## WHAT THE TASK REQUIRES:
Although the entries contain pictures, copy only their text, exactly as written.

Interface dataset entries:
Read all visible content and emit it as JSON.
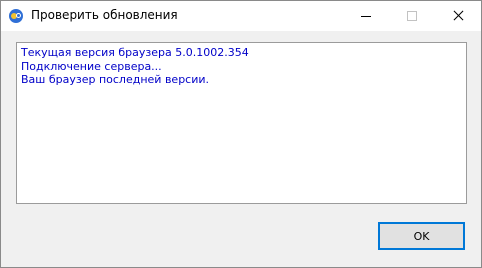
{
  "window": {
    "title": "Проверить обновления",
    "icon": "browser-logo-icon"
  },
  "log": {
    "lines": [
      "Текущая версия браузера 5.0.1002.354",
      "Подключение сервера...",
      "Ваш браузер последней версии."
    ],
    "text_color": "#0000c8"
  },
  "buttons": {
    "ok_label": "OK"
  },
  "colors": {
    "accent": "#0078d7"
  }
}
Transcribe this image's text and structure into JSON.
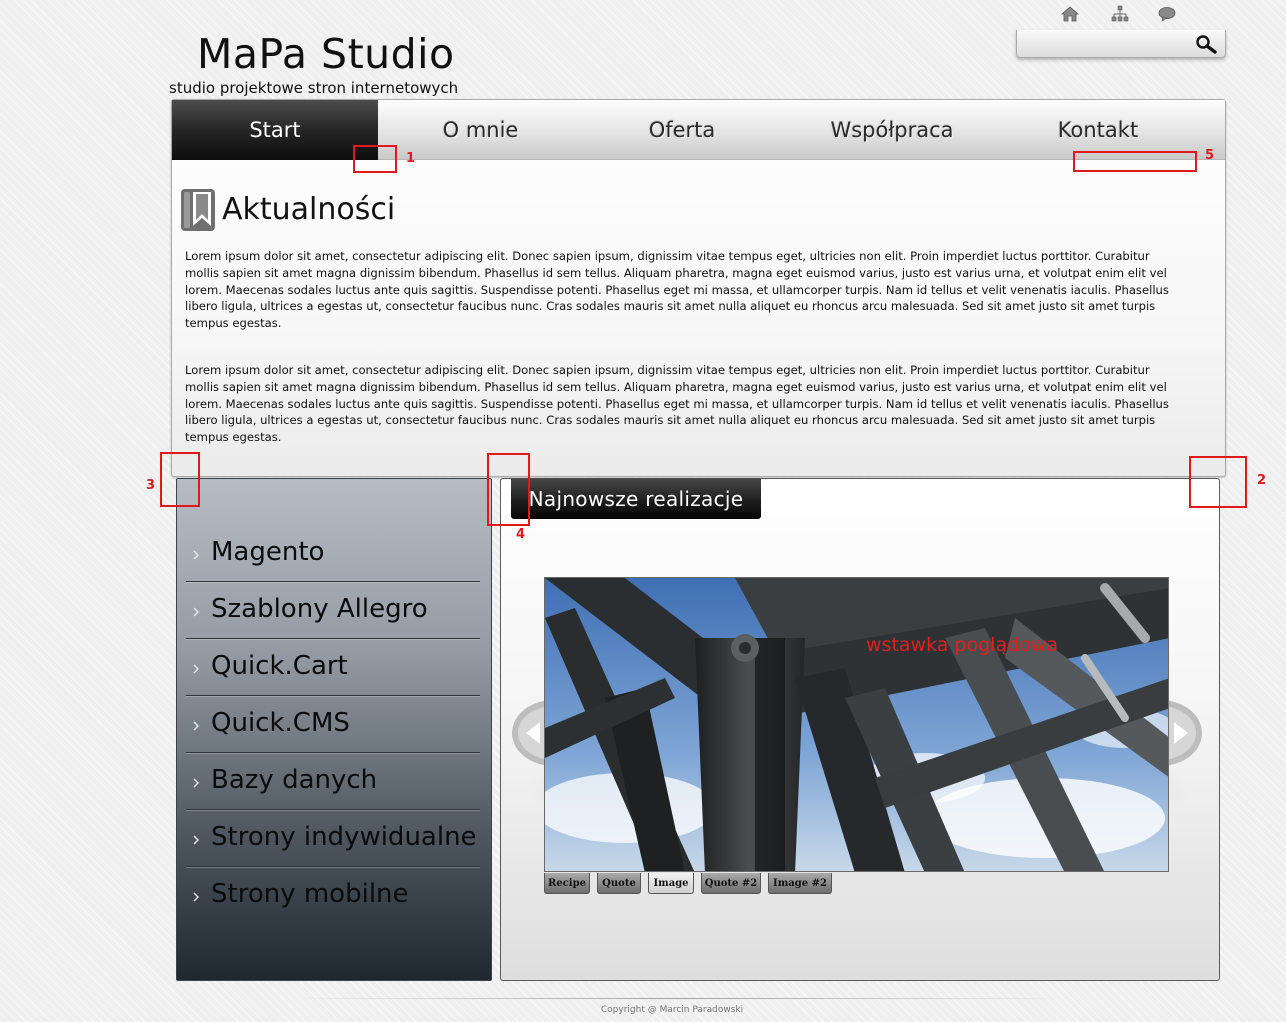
{
  "header": {
    "title": "MaPa Studio",
    "subtitle": "studio projektowe stron internetowych",
    "utility_icons": [
      "home-icon",
      "sitemap-icon",
      "speech-bubble-icon"
    ],
    "search": {
      "value": "",
      "placeholder": ""
    }
  },
  "nav": {
    "items": [
      {
        "label": "Start",
        "active": true
      },
      {
        "label": "O mnie"
      },
      {
        "label": "Oferta"
      },
      {
        "label": "Współpraca"
      },
      {
        "label": "Kontakt"
      }
    ]
  },
  "news": {
    "title": "Aktualności",
    "paragraphs": [
      "Lorem ipsum dolor sit amet, consectetur adipiscing elit. Donec sapien ipsum, dignissim vitae tempus eget, ultricies non elit. Proin imperdiet luctus porttitor. Curabitur mollis sapien sit amet magna dignissim bibendum. Phasellus id sem tellus. Aliquam pharetra, magna eget euismod varius, justo est varius urna, et volutpat enim elit vel lorem. Maecenas sodales luctus ante quis sagittis. Suspendisse potenti. Phasellus eget mi massa, et ullamcorper turpis. Nam id tellus et velit venenatis iaculis. Phasellus libero ligula, ultrices a egestas ut, consectetur faucibus nunc. Cras sodales mauris sit amet nulla aliquet eu rhoncus arcu malesuada. Sed sit amet justo sit amet turpis tempus egestas.",
      "Lorem ipsum dolor sit amet, consectetur adipiscing elit. Donec sapien ipsum, dignissim vitae tempus eget, ultricies non elit. Proin imperdiet luctus porttitor. Curabitur mollis sapien sit amet magna dignissim bibendum. Phasellus id sem tellus. Aliquam pharetra, magna eget euismod varius, justo est varius urna, et volutpat enim elit vel lorem. Maecenas sodales luctus ante quis sagittis. Suspendisse potenti. Phasellus eget mi massa, et ullamcorper turpis. Nam id tellus et velit venenatis iaculis. Phasellus libero ligula, ultrices a egestas ut, consectetur faucibus nunc. Cras sodales mauris sit amet nulla aliquet eu rhoncus arcu malesuada. Sed sit amet justo sit amet turpis tempus egestas."
    ]
  },
  "sidebar": {
    "items": [
      {
        "label": "Magento"
      },
      {
        "label": "Szablony Allegro"
      },
      {
        "label": "Quick.Cart"
      },
      {
        "label": "Quick.CMS"
      },
      {
        "label": "Bazy danych"
      },
      {
        "label": "Strony indywidualne"
      },
      {
        "label": "Strony mobilne"
      }
    ]
  },
  "projects": {
    "title": "Najnowsze realizacje",
    "slide_caption": "wstawka poglądowa",
    "tabs": [
      {
        "label": "Recipe"
      },
      {
        "label": "Quote"
      },
      {
        "label": "Image",
        "active": true
      },
      {
        "label": "Quote #2"
      },
      {
        "label": "Image #2"
      }
    ]
  },
  "annotations": [
    "1",
    "2",
    "3",
    "4",
    "5"
  ],
  "colors": {
    "annotation": "#e01a1a",
    "caption": "#e02020",
    "nav_active": "#1e1e1e"
  },
  "footer": {
    "copyright": "Copyright @ Marcin Paradowski"
  }
}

## YOUR SOLUTION:
Read all visible content and emit it as JSON.
{
  "window": {
    "title": "Проверить обновления",
    "icon": "browser-logo-icon"
  },
  "log": {
    "lines": [
      "Текущая версия браузера 5.0.1002.354",
      "Подключение сервера...",
      "Ваш браузер последней версии."
    ],
    "text_color": "#0000c8"
  },
  "buttons": {
    "ok_label": "OK"
  },
  "colors": {
    "accent": "#0078d7"
  }
}
Transcribe this image's text and structure into JSON.
{
  "header": {
    "title": "MaPa Studio",
    "subtitle": "studio projektowe stron internetowych",
    "utility_icons": [
      "home-icon",
      "sitemap-icon",
      "speech-bubble-icon"
    ],
    "search": {
      "value": "",
      "placeholder": ""
    }
  },
  "nav": {
    "items": [
      {
        "label": "Start",
        "active": true
      },
      {
        "label": "O mnie"
      },
      {
        "label": "Oferta"
      },
      {
        "label": "Współpraca"
      },
      {
        "label": "Kontakt"
      }
    ]
  },
  "news": {
    "title": "Aktualności",
    "paragraphs": [
      "Lorem ipsum dolor sit amet, consectetur adipiscing elit. Donec sapien ipsum, dignissim vitae tempus eget, ultricies non elit. Proin imperdiet luctus porttitor. Curabitur mollis sapien sit amet magna dignissim bibendum. Phasellus id sem tellus. Aliquam pharetra, magna eget euismod varius, justo est varius urna, et volutpat enim elit vel lorem. Maecenas sodales luctus ante quis sagittis. Suspendisse potenti. Phasellus eget mi massa, et ullamcorper turpis. Nam id tellus et velit venenatis iaculis. Phasellus libero ligula, ultrices a egestas ut, consectetur faucibus nunc. Cras sodales mauris sit amet nulla aliquet eu rhoncus arcu malesuada. Sed sit amet justo sit amet turpis tempus egestas.",
      "Lorem ipsum dolor sit amet, consectetur adipiscing elit. Donec sapien ipsum, dignissim vitae tempus eget, ultricies non elit. Proin imperdiet luctus porttitor. Curabitur mollis sapien sit amet magna dignissim bibendum. Phasellus id sem tellus. Aliquam pharetra, magna eget euismod varius, justo est varius urna, et volutpat enim elit vel lorem. Maecenas sodales luctus ante quis sagittis. Suspendisse potenti. Phasellus eget mi massa, et ullamcorper turpis. Nam id tellus et velit venenatis iaculis. Phasellus libero ligula, ultrices a egestas ut, consectetur faucibus nunc. Cras sodales mauris sit amet nulla aliquet eu rhoncus arcu malesuada. Sed sit amet justo sit amet turpis tempus egestas."
    ]
  },
  "sidebar": {
    "items": [
      {
        "label": "Magento"
      },
      {
        "label": "Szablony Allegro"
      },
      {
        "label": "Quick.Cart"
      },
      {
        "label": "Quick.CMS"
      },
      {
        "label": "Bazy danych"
      },
      {
        "label": "Strony indywidualne"
      },
      {
        "label": "Strony mobilne"
      }
    ]
  },
  "projects": {
    "title": "Najnowsze realizacje",
    "slide_caption": "wstawka poglądowa",
    "tabs": [
      {
        "label": "Recipe"
      },
      {
        "label": "Quote"
      },
      {
        "label": "Image",
        "active": true
      },
      {
        "label": "Quote #2"
      },
      {
        "label": "Image #2"
      }
    ]
  },
  "annotations": [
    "1",
    "2",
    "3",
    "4",
    "5"
  ],
  "colors": {
    "annotation": "#e01a1a",
    "caption": "#e02020",
    "nav_active": "#1e1e1e"
  },
  "footer": {
    "copyright": "Copyright @ Marcin Paradowski"
  }
}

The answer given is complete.